Happily, Mindy Kaling landed her first major magazine cover on February’s issue of Elle. The cover is one of four for the “Women in Television” issue, also featuring Amy Poehler, Zooey Deschanel, and Allison Williams. News outlets like The Huffington Post were quick to laud Elle for their placement of Kaling on a cover, but seemed to miss the fact that Kaling received a very different treatment than the other cover girls.
Kaling has talked eloquently about how her weight is perceived in Hollywood, telling NPR back in 2011:
Since I am not model-skinny, but also not super-fat and fabulously owning my hugeness, I fall into that nebulous, “Normal American Woman Size” that legions of fashion stylists detest. For the record, I’m a size 8 (this week, anyway). Many stylists hate that size because, I think, to them, I lack the self-discipline to be an aesthetic, or the sassy, confidence to be a total fatty hedonist. They’re like “Pick a lane.”
Here she is on a cover with three women who do fit into the “model-skinny” category, and Elle cropped her body out almost completely. While Poehler, Williams, and Deschanel all displayed about 75% of their whole bodies, Kaling didn’t even get a whole torso.
Look, there’s a lot of reasons for this to happen. Maybe they all were supposed to be close ups, but the other women (who were shot in basically identical styles) couldn’t carry a close up in the way Kaling could. For all we know, Kaling picked the final picture, or requested that she be cropped out. Maybe. But that really doesn’t seem all that likely, especially when you consider, as Fashionista pointed out, “that Kaling, the only woman of color to get her own cover, is also the only cover image rendered in black and white.” I don’t entirely understand the intention behind releasing four covers that act as a set, but painting one subject specifically as the odd-man-out.
We’ve seen this before–first, in 2010, Gabourey Sidibe’s body didn’t make the cover but her disembodied head and bit of torso did, and her skin was lightened for the shoot. Last year, Elle put Melissa McCarthy in a giant coat while shooting Penelope Cruz, Shailene Woodley, and Reese Witherspoon in form-fitting, clingy outfits. Elle claimed that the decision was purely artistic, and then McCarthy publicly defended them, saying she was on board. Who knows if that was a PR move or if McCarthy actually was in control? And really, for all we know, Kaling directed the whole shoot. Does it matter? The message is still the same: we treat a certain type of woman differently than the other celebrities in her cohort. Kaling is different based on an arbitrary set of rules, so we’ll treat her as such.

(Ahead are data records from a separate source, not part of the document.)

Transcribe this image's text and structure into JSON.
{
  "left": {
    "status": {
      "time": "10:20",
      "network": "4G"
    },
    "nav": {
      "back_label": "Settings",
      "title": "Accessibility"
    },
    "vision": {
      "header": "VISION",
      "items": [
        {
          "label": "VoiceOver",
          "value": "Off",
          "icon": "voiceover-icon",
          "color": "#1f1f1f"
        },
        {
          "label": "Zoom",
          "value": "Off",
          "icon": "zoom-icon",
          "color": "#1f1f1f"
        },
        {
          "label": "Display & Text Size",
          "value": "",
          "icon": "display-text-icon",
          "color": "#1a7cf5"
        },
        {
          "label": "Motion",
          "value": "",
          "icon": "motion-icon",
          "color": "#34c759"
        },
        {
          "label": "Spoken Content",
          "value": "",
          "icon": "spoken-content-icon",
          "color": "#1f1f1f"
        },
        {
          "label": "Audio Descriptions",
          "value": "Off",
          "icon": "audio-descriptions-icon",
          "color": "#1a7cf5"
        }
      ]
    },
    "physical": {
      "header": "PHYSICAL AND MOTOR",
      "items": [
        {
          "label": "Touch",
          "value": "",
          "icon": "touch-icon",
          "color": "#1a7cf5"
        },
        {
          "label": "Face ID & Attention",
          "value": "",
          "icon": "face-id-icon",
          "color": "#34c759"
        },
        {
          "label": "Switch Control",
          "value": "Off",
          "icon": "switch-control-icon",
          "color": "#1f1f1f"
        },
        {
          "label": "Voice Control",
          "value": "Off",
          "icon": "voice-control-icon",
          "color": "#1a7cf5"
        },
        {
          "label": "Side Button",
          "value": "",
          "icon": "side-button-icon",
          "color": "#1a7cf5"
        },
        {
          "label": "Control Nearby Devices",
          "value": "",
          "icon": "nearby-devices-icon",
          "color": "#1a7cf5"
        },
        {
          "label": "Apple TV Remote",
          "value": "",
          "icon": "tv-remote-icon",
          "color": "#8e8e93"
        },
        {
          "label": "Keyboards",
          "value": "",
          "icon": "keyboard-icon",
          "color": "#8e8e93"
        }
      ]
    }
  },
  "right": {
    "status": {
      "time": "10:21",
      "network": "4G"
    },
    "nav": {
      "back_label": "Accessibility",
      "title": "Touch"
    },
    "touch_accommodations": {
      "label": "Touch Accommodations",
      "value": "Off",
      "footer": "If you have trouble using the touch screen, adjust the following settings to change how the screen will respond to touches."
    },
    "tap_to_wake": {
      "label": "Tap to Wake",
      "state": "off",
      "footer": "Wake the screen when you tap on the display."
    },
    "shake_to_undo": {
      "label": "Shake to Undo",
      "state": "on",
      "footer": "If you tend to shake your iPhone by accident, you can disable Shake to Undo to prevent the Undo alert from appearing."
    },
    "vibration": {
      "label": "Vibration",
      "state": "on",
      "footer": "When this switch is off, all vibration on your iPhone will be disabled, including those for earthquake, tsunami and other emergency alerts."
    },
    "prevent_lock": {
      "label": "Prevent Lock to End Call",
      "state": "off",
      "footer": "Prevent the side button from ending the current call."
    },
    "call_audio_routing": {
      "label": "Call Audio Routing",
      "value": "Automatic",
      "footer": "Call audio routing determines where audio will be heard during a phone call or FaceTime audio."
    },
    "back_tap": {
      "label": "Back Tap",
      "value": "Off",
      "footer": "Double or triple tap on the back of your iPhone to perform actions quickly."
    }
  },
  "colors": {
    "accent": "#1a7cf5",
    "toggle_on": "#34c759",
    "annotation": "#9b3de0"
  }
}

The Huffington Post, for their part, practically wet their pants with excitement over the Kaling cover, proclaiming “FINALLY!”, “It’s here! It’s here!”, and encouraging Vogue to book Kaling for a cover.
This seems like an awful amount of back patting for something that’s long overdue: a woman of color and some size who’s known as much for her talent, intelligence, and humor as she’s knows for her looks land a major cover. This shouldn’t be a thing. This shouldn’t be news. We shouldn’t be this excited to see Kaling, or any woman of color who’s not “model-thin” on a major magazine cover. But we are excited, and worse, applauding Elle for doing so, as if it’s some brave stand to feature a person on the cover of their magazine, instead of the fact that major magazines are woefully behind the times.
Kaling looks stunning–that’s not the issue. In my opinion, she has the best cover of any of the other smart, beautiful, funny, and talented women who got covers for February. But the fact that Kaling is a woman of color and a woman whose size defies the conventions for actresses are two traits that should never be stripped from her when slender, white women are allowed to keep their whiteness and bodies. We shouldn’t have to talk about Kaling’s weight and race like they’re something up for debate when we could be talking about her talent, but then Elle pulls shit like this, and it perpetuates the idea that Kaling is different in the sense that different is less than. Why did Poehler, Deschanel, and Williams have full color covers showing their figures while Kaling literally was stripped of her body and color? Because somebody thought that diluting Kaling’s image would make it more palatable, and that’s as a clear a message as we’ll get.
Photos: Elle, Getty Images